This week Jesus presents us with the familiar parable of the Good Samaritan. This “foreigner” is moved with compassion from his head and heart, to help the poor man left for dead along the side of the road. In our own lives Jesus is the compassionate stranger, who has saved us from the brink of spiritual death. Hs is on “our side” and takes us in to the “inn” of His embrace after tending to our wounds through the Sacraments of the Church.
The good news is that we we are not left wondering what exactly we are expected to do after we’re healed and sent back on our journeys. We are to “Go and do likewise.” Selfishness in many ways is synonymous with being human. No one has to us teach us how to be greedy, egocentric, or lazy.

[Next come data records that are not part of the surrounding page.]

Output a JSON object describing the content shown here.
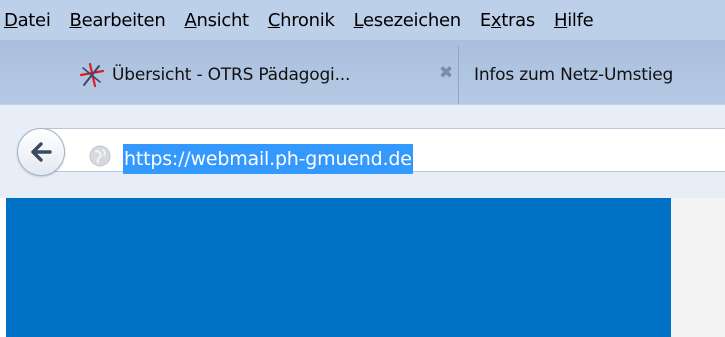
{
  "menubar": {
    "items": [
      {
        "accel": "D",
        "rest": "atei"
      },
      {
        "accel": "B",
        "rest": "earbeiten"
      },
      {
        "accel": "A",
        "rest": "nsicht"
      },
      {
        "accel": "C",
        "rest": "hronik"
      },
      {
        "accel": "L",
        "rest": "esezeichen"
      },
      {
        "pre": "E",
        "accel": "x",
        "rest": "tras"
      },
      {
        "accel": "H",
        "rest": "ilfe"
      }
    ]
  },
  "tabs": [
    {
      "title": "Übersicht - OTRS Pädagogi...",
      "close_glyph": "✖",
      "favicon": "otrs-star-icon"
    },
    {
      "title": "Infos zum Netz-Umstieg"
    }
  ],
  "navbar": {
    "url": "https://webmail.ph-gmuend.de",
    "back_icon": "back-arrow-icon",
    "site_icon": "globe-icon"
  },
  "colors": {
    "menubar_bg": "#bcd0e9",
    "tabstrip_bg": "#b0c4e0",
    "url_selection": "#3399ff",
    "content_panel": "#0072c6"
  }
}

There are two forms of “good news”. One is the selfishly good news that each of us has the freedom to walk on the “opposite” side of the road and thereby remain in our zones of complacent comfort. The selfless law, the Good News of Jesus, is warming to the heart when we hear it, but the other “good news” related to our self-centeredness is very hard to resist. So again, the Gospel puts us in tension. We also ask: who is our neighbor whom we should care for and whom can we pass by and ignore. We would say that our neighbor is the one who will appreciate our acts of generosity. Our neighbors are those whom we know. Our neighbors are those who are similar to us; think the way we do and act in accordance with our values.

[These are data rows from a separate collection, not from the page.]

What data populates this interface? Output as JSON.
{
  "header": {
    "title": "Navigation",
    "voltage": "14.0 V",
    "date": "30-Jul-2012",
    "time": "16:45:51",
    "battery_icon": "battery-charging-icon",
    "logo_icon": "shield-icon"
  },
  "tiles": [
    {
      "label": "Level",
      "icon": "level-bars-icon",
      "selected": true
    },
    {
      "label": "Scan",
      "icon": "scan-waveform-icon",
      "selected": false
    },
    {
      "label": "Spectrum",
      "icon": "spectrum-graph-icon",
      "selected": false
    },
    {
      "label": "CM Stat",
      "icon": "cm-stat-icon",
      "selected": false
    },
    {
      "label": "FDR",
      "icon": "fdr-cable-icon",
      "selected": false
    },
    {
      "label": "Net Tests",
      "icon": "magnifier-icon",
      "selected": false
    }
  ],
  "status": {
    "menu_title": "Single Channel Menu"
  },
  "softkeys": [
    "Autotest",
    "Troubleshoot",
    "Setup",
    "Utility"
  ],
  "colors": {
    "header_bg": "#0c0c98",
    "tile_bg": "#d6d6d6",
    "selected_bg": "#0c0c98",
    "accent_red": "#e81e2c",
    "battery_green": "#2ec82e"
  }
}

Jesus’ teaching is His whole life of including, embracing, and saving us in our being stripped, beaten by the ways of the world within and around us. He has brought us from our own being half-dead back to full life. Jesus teaches us to share, to extend His compassion, and work to heal. These are lessons we need to hear no matter how mature and wise we may think we are.